• _Exercise materials_:
==============================

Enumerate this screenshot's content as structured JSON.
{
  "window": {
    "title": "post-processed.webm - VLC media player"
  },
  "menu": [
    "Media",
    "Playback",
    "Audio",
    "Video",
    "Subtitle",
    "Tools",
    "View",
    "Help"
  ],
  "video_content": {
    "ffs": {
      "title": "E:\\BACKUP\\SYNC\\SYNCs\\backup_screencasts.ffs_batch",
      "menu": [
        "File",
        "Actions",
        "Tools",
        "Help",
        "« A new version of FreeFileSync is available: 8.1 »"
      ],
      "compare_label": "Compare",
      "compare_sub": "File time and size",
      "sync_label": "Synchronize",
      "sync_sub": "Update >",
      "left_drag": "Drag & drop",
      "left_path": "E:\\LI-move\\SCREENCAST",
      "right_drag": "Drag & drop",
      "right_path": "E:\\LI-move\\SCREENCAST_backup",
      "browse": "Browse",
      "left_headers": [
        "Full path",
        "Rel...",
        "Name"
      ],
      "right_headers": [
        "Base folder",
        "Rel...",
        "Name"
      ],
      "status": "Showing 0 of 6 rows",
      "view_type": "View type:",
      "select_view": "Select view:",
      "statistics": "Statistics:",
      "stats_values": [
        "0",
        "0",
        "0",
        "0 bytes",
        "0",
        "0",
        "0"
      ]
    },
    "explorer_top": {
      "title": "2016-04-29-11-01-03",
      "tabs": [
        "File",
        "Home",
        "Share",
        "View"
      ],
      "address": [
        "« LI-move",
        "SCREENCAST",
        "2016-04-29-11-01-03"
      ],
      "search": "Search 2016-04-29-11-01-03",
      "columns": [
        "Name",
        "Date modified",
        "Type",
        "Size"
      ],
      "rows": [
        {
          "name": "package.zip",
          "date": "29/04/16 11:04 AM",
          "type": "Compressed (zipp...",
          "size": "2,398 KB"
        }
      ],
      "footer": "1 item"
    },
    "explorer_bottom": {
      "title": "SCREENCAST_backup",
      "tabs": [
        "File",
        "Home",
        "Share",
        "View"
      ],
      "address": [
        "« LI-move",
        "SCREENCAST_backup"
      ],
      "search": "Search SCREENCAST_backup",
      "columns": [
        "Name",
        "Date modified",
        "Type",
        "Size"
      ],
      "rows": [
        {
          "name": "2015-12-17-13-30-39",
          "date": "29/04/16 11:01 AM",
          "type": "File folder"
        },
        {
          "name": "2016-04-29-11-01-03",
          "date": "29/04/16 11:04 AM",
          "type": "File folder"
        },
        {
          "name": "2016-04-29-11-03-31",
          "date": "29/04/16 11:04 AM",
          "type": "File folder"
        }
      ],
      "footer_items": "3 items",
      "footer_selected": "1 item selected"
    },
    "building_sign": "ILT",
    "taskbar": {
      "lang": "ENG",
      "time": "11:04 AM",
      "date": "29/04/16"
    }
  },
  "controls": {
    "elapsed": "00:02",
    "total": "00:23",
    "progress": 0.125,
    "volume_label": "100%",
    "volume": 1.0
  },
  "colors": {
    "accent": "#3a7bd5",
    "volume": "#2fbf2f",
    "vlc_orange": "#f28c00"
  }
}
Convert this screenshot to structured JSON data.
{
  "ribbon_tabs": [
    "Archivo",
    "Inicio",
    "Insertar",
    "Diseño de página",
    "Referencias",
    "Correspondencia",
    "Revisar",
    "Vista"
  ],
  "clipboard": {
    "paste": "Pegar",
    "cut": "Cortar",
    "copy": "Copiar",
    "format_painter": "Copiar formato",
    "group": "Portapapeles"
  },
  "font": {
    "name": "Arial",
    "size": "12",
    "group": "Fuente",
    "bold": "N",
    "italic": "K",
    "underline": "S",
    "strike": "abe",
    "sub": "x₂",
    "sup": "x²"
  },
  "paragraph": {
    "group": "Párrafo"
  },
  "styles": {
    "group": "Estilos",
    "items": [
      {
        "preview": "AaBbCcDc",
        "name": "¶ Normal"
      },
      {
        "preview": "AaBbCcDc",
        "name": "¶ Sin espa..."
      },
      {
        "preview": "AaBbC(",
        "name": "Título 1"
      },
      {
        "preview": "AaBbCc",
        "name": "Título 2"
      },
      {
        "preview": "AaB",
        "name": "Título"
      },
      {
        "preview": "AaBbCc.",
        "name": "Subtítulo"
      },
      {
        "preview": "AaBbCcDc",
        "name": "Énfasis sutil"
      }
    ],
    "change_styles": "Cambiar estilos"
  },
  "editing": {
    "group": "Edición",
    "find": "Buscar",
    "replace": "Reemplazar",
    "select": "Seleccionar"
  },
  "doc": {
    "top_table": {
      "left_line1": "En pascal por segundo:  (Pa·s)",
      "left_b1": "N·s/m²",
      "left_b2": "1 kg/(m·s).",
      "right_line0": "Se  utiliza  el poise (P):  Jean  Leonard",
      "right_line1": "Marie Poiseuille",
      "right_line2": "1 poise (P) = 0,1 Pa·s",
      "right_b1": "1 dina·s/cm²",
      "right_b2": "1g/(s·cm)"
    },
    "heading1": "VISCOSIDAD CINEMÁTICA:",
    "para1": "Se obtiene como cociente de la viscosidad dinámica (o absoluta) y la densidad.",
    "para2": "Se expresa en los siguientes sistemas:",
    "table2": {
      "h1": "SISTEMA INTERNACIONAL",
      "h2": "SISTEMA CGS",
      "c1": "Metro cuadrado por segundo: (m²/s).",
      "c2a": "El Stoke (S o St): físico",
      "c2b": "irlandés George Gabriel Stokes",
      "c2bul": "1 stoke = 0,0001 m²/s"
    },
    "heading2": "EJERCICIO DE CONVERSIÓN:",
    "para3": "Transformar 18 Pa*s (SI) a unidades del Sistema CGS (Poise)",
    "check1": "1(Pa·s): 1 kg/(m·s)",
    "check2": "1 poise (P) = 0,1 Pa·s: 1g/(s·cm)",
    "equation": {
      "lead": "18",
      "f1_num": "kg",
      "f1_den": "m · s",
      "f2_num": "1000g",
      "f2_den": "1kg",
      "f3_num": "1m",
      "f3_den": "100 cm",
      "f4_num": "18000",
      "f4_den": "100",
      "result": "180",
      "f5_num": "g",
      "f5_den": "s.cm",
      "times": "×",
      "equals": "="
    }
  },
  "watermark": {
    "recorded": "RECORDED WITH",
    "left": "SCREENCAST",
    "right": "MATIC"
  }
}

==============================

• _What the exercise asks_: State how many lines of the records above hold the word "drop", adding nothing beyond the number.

• _Result of this task_: 2